I was caught between two worlds. Just like a lot of my clients are.
On the one hand, there is the world we are traditionally trained for. The perfect student becomes the good soldier in the existing system. Where we know how to win by rising to the top job. The rules of that game are clear: ’Don’t rock the boat. Be the good soldier, learn good management skills, play the politics right. And you will climb to the top.’
Then there is the other world, the one we yearn for as purpose led leaders. The one we wish to live in. Where we fundamentally up-level the game that is being played - where we innovate to create something that is better for people and planet. Where we are the fulfilled innovator change makers successfully leading the way beyond the status quo. Where we flourish, we are masterful at bringing new ways and we are celebrated and promoted for our ability to evolve things for the better.
In between those two world there is a gap - a large one. And we get caught there. The successful career calls for us to support the status quo. Whilst the changemaker job is to rock the boat. And so it leaves us with this difficult dilemma. Should I be the good soldier, please my bosses and ensure I am successful in my career? Or should I be the changemaker leader I yearn to be, fulfil my purpose but risk becoming an outlier?
The thing to understand is that the two games are fundamentally different. To succeed they require different skill sets. That’s what we miss.
We have to stop applying the old rules to the new game. I see many purpose led leaders want to be the fulfilled innovator change makers. But they get lost in the role of the good soldier to protect their career. Instead of learning how to harness their difference to make them stand out in a good way. And so they don't get the traction they need, effectiveness or recognition they really want.
That is what my 16 year old could sense but not articulate. That as purpose led leaders we need to apply new rules to a new game to both succeed at our careers and be the change makers we want to be. That means being able to bridge the gap between the change we aspire to bring and the tangible value it can contribute to the business. And turning our vision into the powerful and unique thought leadership that catapults our career to new heights.
If this resonates, let me know.
Until Next Time,
Louise is a Next Generation Leadership Catalyst and Advocate.
She helps leaders who are successful but feel that something is missing create and step into impact driven careers and leadership.

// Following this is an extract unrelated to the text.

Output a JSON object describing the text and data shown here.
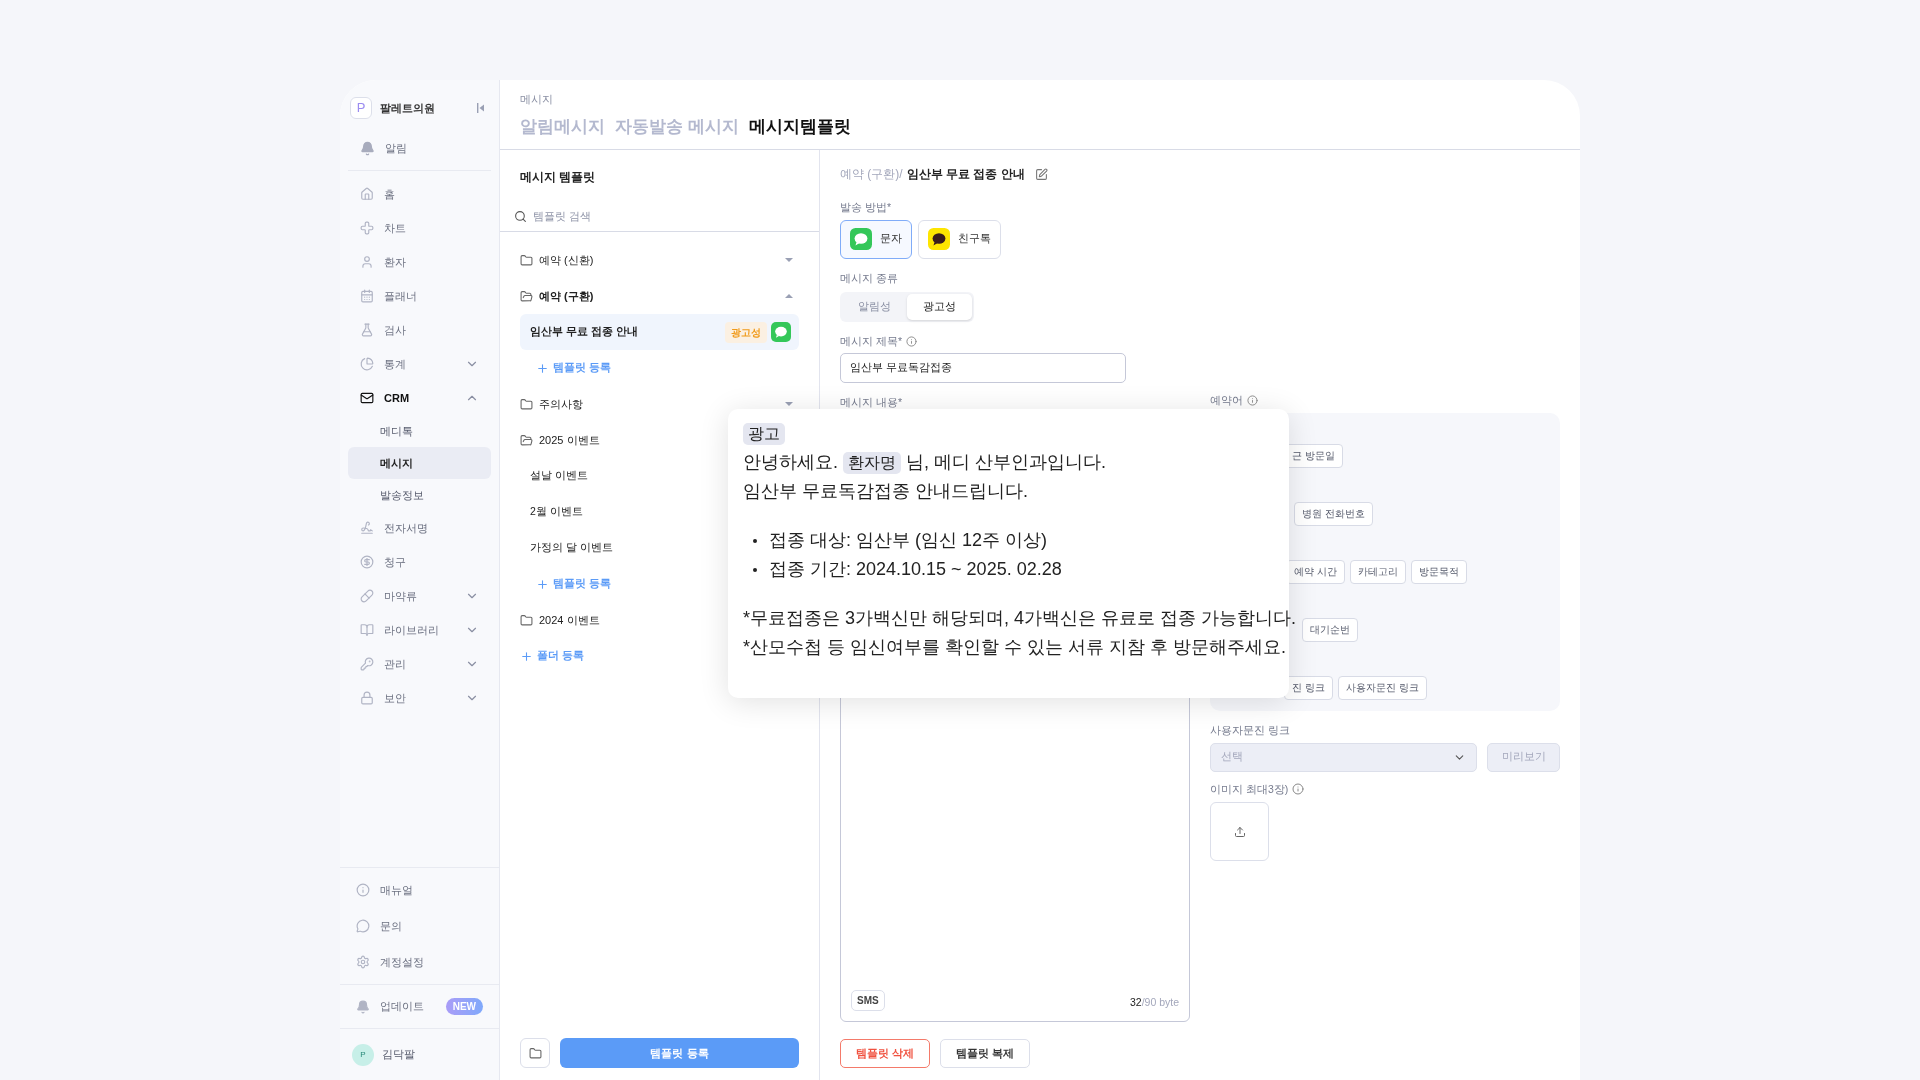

Specifically she guides them align to purpose, create meaningful work and become the Next Generation Leaders they are meant to be. Aka the Visionaries, Innovators and System Shifters who are building the loving sustainable world of tomorrow where we can all flourish.
She is the Founder and CEO of Positive Energy Leaders and the Creator of The Positive Energy Academy - An online course, incubator and transformational community to find your purpose and create fulfilling, meaningful work that has a positive impact.